DATA EXTRACT:

•••••

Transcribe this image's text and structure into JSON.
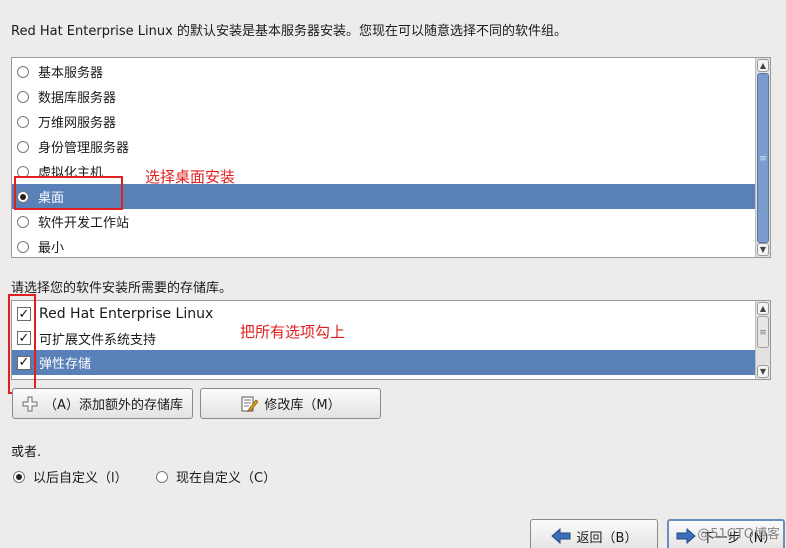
{
  "intro_text": "Red Hat Enterprise Linux 的默认安装是基本服务器安装。您现在可以随意选择不同的软件组。",
  "software_groups": [
    {
      "label": "基本服务器",
      "selected": false
    },
    {
      "label": "数据库服务器",
      "selected": false
    },
    {
      "label": "万维网服务器",
      "selected": false
    },
    {
      "label": "身份管理服务器",
      "selected": false
    },
    {
      "label": "虚拟化主机",
      "selected": false
    },
    {
      "label": "桌面",
      "selected": true
    },
    {
      "label": "软件开发工作站",
      "selected": false
    },
    {
      "label": "最小",
      "selected": false
    }
  ],
  "repo_prompt": "请选择您的软件安装所需要的存储库。",
  "repositories": [
    {
      "label": "Red Hat Enterprise Linux",
      "checked": true
    },
    {
      "label": "可扩展文件系统支持",
      "checked": true
    },
    {
      "label": "弹性存储",
      "checked": true
    }
  ],
  "buttons": {
    "add_repo": "（A）添加额外的存储库",
    "modify_repo": "修改库（M）",
    "back": "返回（B）",
    "next": "下一步（N）"
  },
  "or_label": "或者.",
  "customize_options": [
    {
      "label": "以后自定义（l）",
      "selected": true
    },
    {
      "label": "现在自定义（C）",
      "selected": false
    }
  ],
  "annotations": {
    "select_desktop": "选择桌面安装",
    "check_all": "把所有选项勾上"
  },
  "watermark": "@51CTO博客",
  "icons": {
    "scroll_up": "chevron-up-icon",
    "scroll_down": "chevron-down-icon",
    "add": "plus-icon",
    "edit": "edit-document-icon",
    "back": "arrow-left-icon",
    "next": "arrow-right-icon"
  },
  "colors": {
    "selection": "#5a80b8",
    "annotation": "#e02020",
    "background": "#edeceb"
  }
}
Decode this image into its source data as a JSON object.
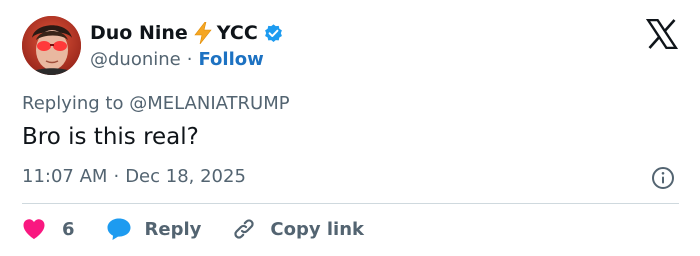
{
  "author": {
    "display_name": "Duo Nine",
    "badge_text": "YCC",
    "handle": "@duonine",
    "separator": "·",
    "follow_label": "Follow"
  },
  "post": {
    "replying_to": "Replying to @MELANIATRUMP",
    "text": "Bro is this real?",
    "time": "11:07 AM",
    "date": "Dec 18, 2025",
    "date_separator": "·"
  },
  "actions": {
    "like_count": "6",
    "reply_label": "Reply",
    "copy_label": "Copy link"
  },
  "icons": {
    "bolt": "lightning-bolt-icon",
    "verified": "verified-badge-icon",
    "logo": "x-logo-icon",
    "info": "info-icon",
    "like": "heart-icon",
    "reply": "speech-bubble-icon",
    "copy": "link-icon"
  },
  "colors": {
    "text_primary": "#0f1419",
    "text_secondary": "#536471",
    "follow": "#1d72c2",
    "verified": "#1d9bf0",
    "like": "#f91880",
    "reply_icon": "#1d9bf0",
    "bolt": "#f5a623",
    "divider": "#cfd9de"
  }
}
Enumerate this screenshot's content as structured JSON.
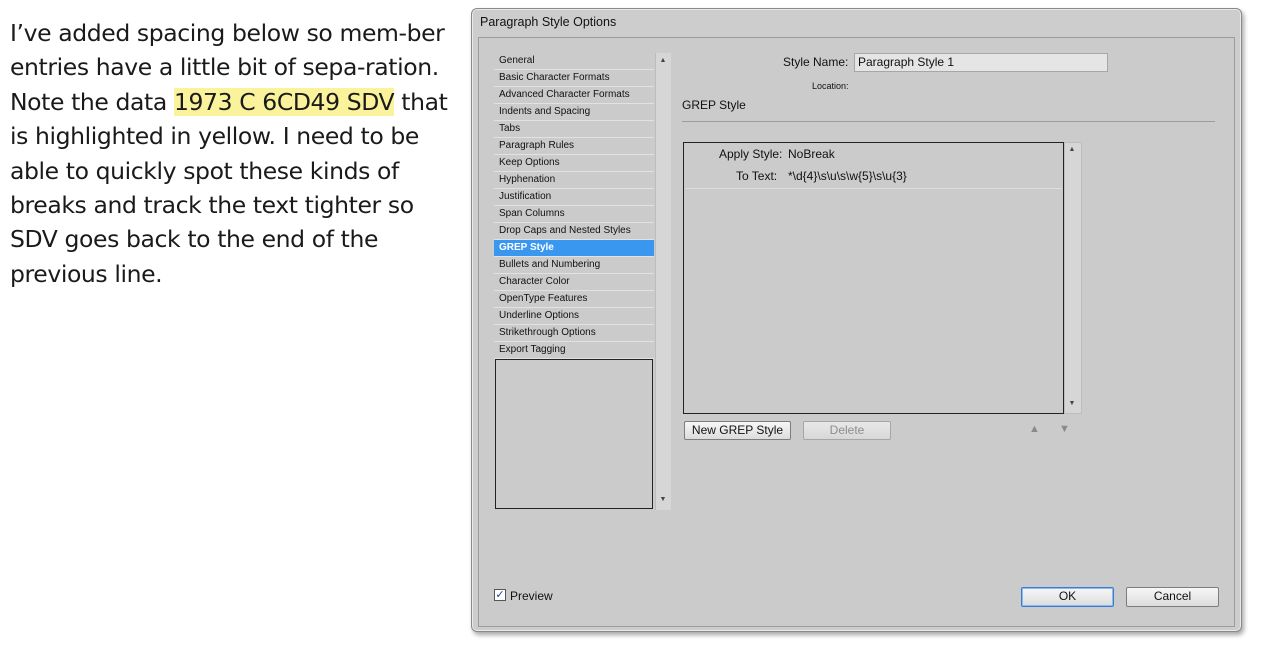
{
  "article": {
    "text_before": "I’ve added spacing below so mem-ber entries have a little bit of sepa-ration. Note the data ",
    "highlight": "1973 C 6CD49 SDV",
    "text_after": " that is highlighted in yellow. I need to be able to quickly spot these kinds of breaks and track the text tighter so SDV goes back to the end of the previous line.",
    "highlight_color": "#fbf39b"
  },
  "dialog": {
    "title": "Paragraph Style Options",
    "categories": [
      "General",
      "Basic Character Formats",
      "Advanced Character Formats",
      "Indents and Spacing",
      "Tabs",
      "Paragraph Rules",
      "Keep Options",
      "Hyphenation",
      "Justification",
      "Span Columns",
      "Drop Caps and Nested Styles",
      "GREP Style",
      "Bullets and Numbering",
      "Character Color",
      "OpenType Features",
      "Underline Options",
      "Strikethrough Options",
      "Export Tagging"
    ],
    "selected_category": "GREP Style",
    "selected_color": "#3a97f0",
    "style_name_label": "Style Name:",
    "style_name_value": "Paragraph Style 1",
    "location_label": "Location:",
    "section_title": "GREP Style",
    "grep_entry": {
      "apply_style_label": "Apply Style:",
      "apply_style_value": "NoBreak",
      "to_text_label": "To Text:",
      "to_text_value": "*\\d{4}\\s\\u\\s\\w{5}\\s\\u{3}"
    },
    "buttons": {
      "new_grep": "New GREP Style",
      "delete": "Delete",
      "ok": "OK",
      "cancel": "Cancel"
    },
    "preview_label": "Preview",
    "preview_checked": true
  }
}
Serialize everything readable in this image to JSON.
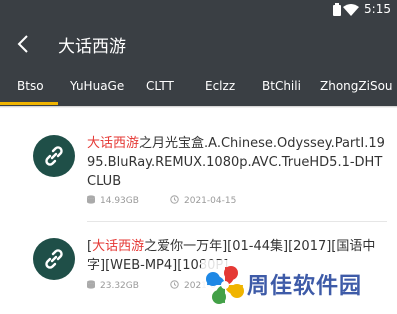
{
  "status_bar": {
    "time": "5:15",
    "icons": [
      "battery-icon",
      "wifi-icon"
    ]
  },
  "toolbar": {
    "back_icon": "back-arrow-icon",
    "title": "大话西游"
  },
  "tabs": [
    {
      "label": "Btso",
      "active": true
    },
    {
      "label": "YuHuaGe"
    },
    {
      "label": "CLTT"
    },
    {
      "label": "Eclzz"
    },
    {
      "label": "BtChili"
    },
    {
      "label": "ZhongZiSou"
    }
  ],
  "colors": {
    "header_bg": "#3a3f44",
    "accent": "#f0b400",
    "highlight": "#e53935",
    "avatar_bg": "#1f4f48",
    "watermark": "#3e5ba8"
  },
  "results": [
    {
      "keyword_prefix": "",
      "keyword": "大话西游",
      "title_rest": "之月光宝盒.A.Chinese.Odyssey.PartI.1995.BluRay.REMUX.1080p.AVC.TrueHD5.1-DHTCLUB",
      "size": "14.93GB",
      "date": "2021-04-15",
      "icon": "link-icon"
    },
    {
      "keyword_prefix": "[",
      "keyword": "大话西游",
      "title_rest": "之爱你一万年][01-44集][2017][国语中字][WEB-MP4][1080P]",
      "size": "23.32GB",
      "date": "2021-0",
      "icon": "link-icon"
    }
  ],
  "watermark": {
    "text": "周佳软件园",
    "logo": "pinwheel-logo"
  }
}
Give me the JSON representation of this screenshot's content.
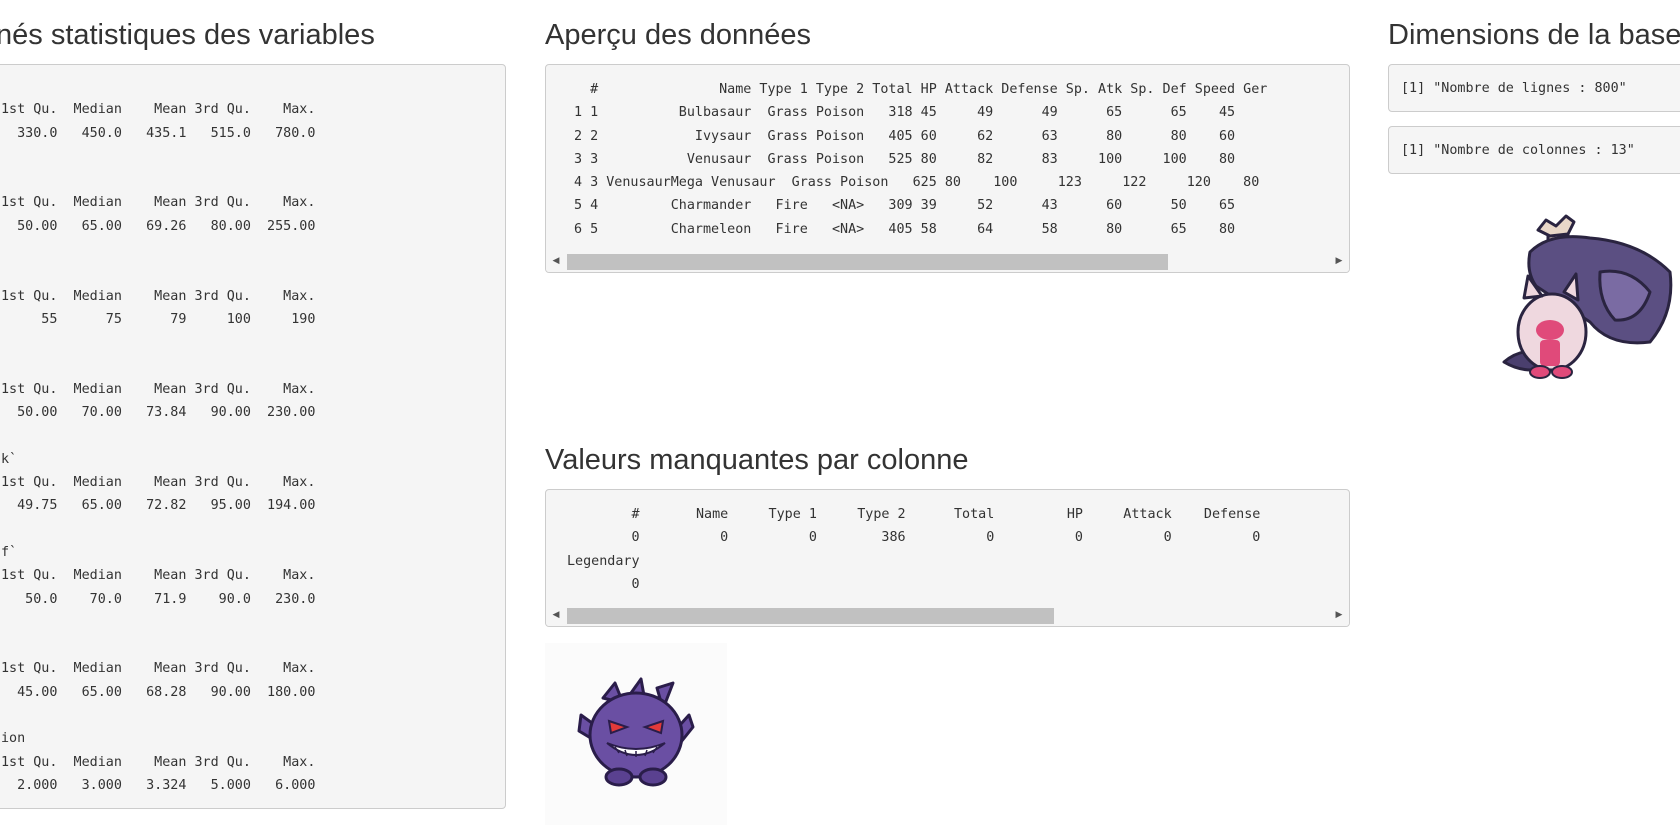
{
  "summary_section": {
    "title": "nés statistiques des variables",
    "output": "\n1st Qu.  Median    Mean 3rd Qu.    Max.\n  330.0   450.0   435.1   515.0   780.0\n\n\n1st Qu.  Median    Mean 3rd Qu.    Max.\n  50.00   65.00   69.26   80.00  255.00\n\n\n1st Qu.  Median    Mean 3rd Qu.    Max.\n     55      75      79     100     190\n\n\n1st Qu.  Median    Mean 3rd Qu.    Max.\n  50.00   70.00   73.84   90.00  230.00\n\nk`\n1st Qu.  Median    Mean 3rd Qu.    Max.\n  49.75   65.00   72.82   95.00  194.00\n\nf`\n1st Qu.  Median    Mean 3rd Qu.    Max.\n   50.0    70.0    71.9    90.0   230.0\n\n\n1st Qu.  Median    Mean 3rd Qu.    Max.\n  45.00   65.00   68.28   90.00  180.00\n\nion\n1st Qu.  Median    Mean 3rd Qu.    Max.\n  2.000   3.000   3.324   5.000   6.000"
  },
  "preview_section": {
    "title": "Aperçu des données",
    "output": "  #               Name Type 1 Type 2 Total HP Attack Defense Sp. Atk Sp. Def Speed Ger\n1 1          Bulbasaur  Grass Poison   318 45     49      49      65      65    45\n2 2            Ivysaur  Grass Poison   405 60     62      63      80      80    60\n3 3           Venusaur  Grass Poison   525 80     82      83     100     100    80\n4 3 VenusaurMega Venusaur  Grass Poison   625 80    100     123     122     120    80\n5 4         Charmander   Fire   <NA>   309 39     52      43      60      50    65\n6 5         Charmeleon   Fire   <NA>   405 58     64      58      80      65    80"
  },
  "missing_section": {
    "title": "Valeurs manquantes par colonne",
    "output": "        #       Name     Type 1     Type 2      Total         HP     Attack    Defense\n        0          0          0        386          0          0          0          0\nLegendary\n        0"
  },
  "dimensions_section": {
    "title": "Dimensions de la base",
    "rows_output": "[1] \"Nombre de lignes : 800\"",
    "cols_output": "[1] \"Nombre de colonnes : 13\""
  },
  "scrollbar_arrows": {
    "left": "◀",
    "right": "▶"
  },
  "scroll_positions": {
    "preview_thumb_fraction": 0.79,
    "missing_thumb_fraction": 0.64
  },
  "colors": {
    "panel_bg": "#f5f5f5",
    "panel_border": "#cccccc",
    "text": "#333333",
    "scroll_thumb": "#c1c1c1",
    "gengar_body": "#6a4fa3",
    "gengar_eye": "#e23a3a",
    "tinkaton_body": "#efd8df",
    "tinkaton_hammer": "#5b4f82",
    "tinkaton_accent": "#e04a7a"
  },
  "icons": {
    "gengar": "gengar-sprite-icon",
    "tinkaton": "tinkaton-sprite-icon"
  }
}
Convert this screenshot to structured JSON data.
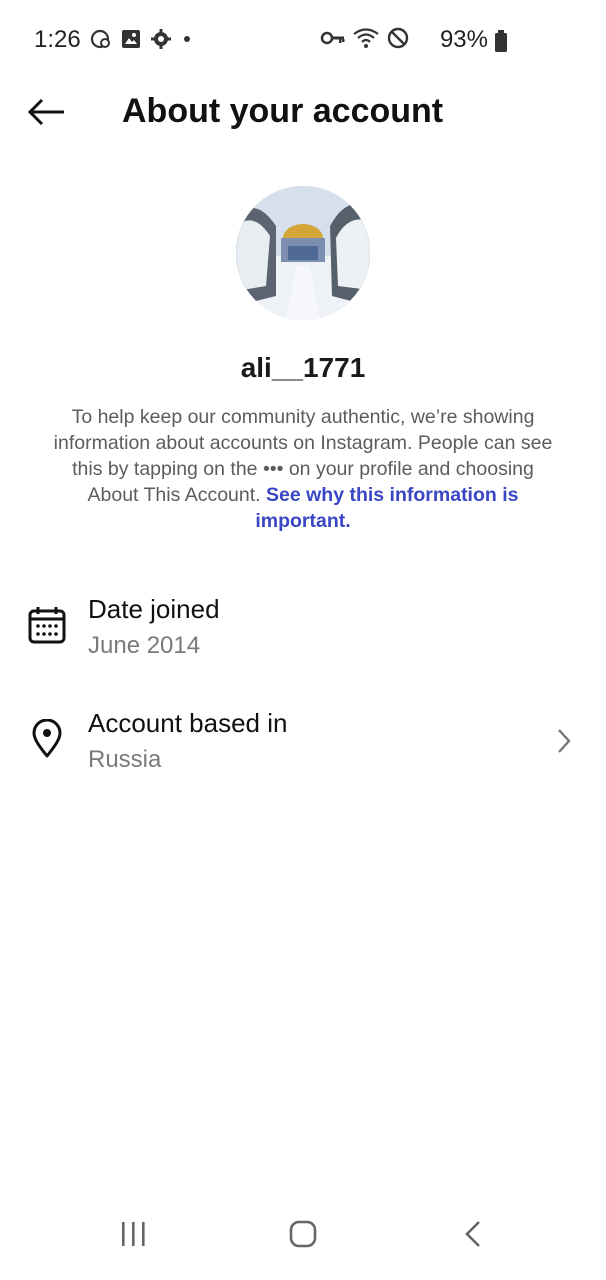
{
  "status_bar": {
    "time": "1:26",
    "battery_percent": "93%",
    "icons_left": [
      "data-saver-icon",
      "gallery-icon",
      "settings-icon",
      "dot-icon"
    ],
    "icons_right": [
      "vpn-key-icon",
      "wifi-icon",
      "do-not-disturb-icon",
      "battery-icon"
    ]
  },
  "header": {
    "title": "About your account",
    "back_icon": "arrow-left-icon"
  },
  "profile": {
    "username": "ali__1771",
    "description_text": "To help keep our community authentic, we’re showing information about accounts on Instagram. People can see this by tapping on the ••• on your profile and choosing About This Account.",
    "link_text": "See why this information is important."
  },
  "rows": [
    {
      "label": "Date joined",
      "value": "June 2014",
      "icon": "calendar-icon",
      "has_chevron": false
    },
    {
      "label": "Account based in",
      "value": "Russia",
      "icon": "location-pin-icon",
      "has_chevron": true
    }
  ],
  "nav_bar": {
    "buttons": [
      "recents-icon",
      "home-icon",
      "back-icon"
    ]
  },
  "colors": {
    "link": "#3a47c4",
    "text_primary": "#111111",
    "text_secondary": "#7a7a7a",
    "background": "#ffffff"
  }
}
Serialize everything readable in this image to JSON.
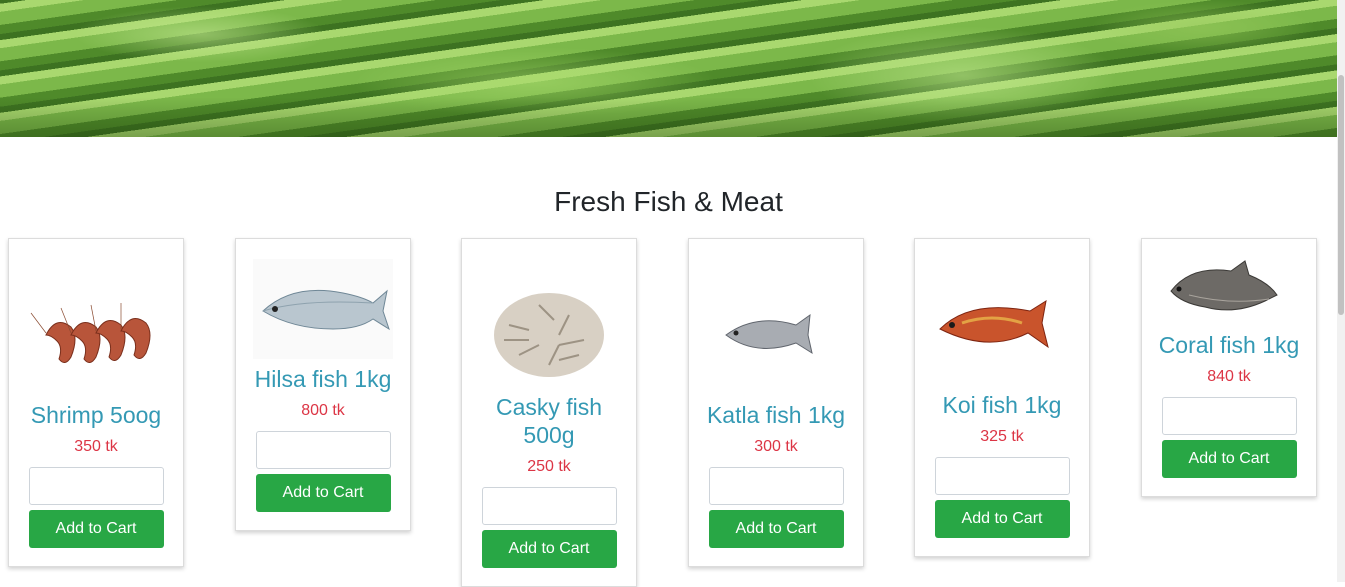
{
  "banner": {
    "alt": "green vegetables banner"
  },
  "section": {
    "title": "Fresh Fish & Meat"
  },
  "products": [
    {
      "name": "Shrimp 5oog",
      "price": "350 tk",
      "button": "Add to Cart",
      "icon": "shrimp-image"
    },
    {
      "name": "Hilsa fish 1kg",
      "price": "800 tk",
      "button": "Add to Cart",
      "icon": "hilsa-fish-image"
    },
    {
      "name": "Casky fish 500g",
      "price": "250 tk",
      "button": "Add to Cart",
      "icon": "casky-fish-image"
    },
    {
      "name": "Katla fish 1kg",
      "price": "300 tk",
      "button": "Add to Cart",
      "icon": "katla-fish-image"
    },
    {
      "name": "Koi fish 1kg",
      "price": "325 tk",
      "button": "Add to Cart",
      "icon": "koi-fish-image"
    },
    {
      "name": "Coral fish 1kg",
      "price": "840 tk",
      "button": "Add to Cart",
      "icon": "coral-fish-image"
    }
  ],
  "colors": {
    "accent": "#3499b4",
    "price": "#dc3545",
    "button": "#28a745"
  }
}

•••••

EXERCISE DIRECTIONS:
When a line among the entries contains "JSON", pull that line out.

RESULT:
Transcribe this image's text and structure into JSON.
Decode this image into its source data as a JSON object.
Enumerate this screenshot's content as structured JSON.
Serialize everything readable in this image to JSON.
Give me the JSON representation of this screenshot's content.
Convert this screenshot to structured JSON data.
Serialize everything readable in this image to JSON.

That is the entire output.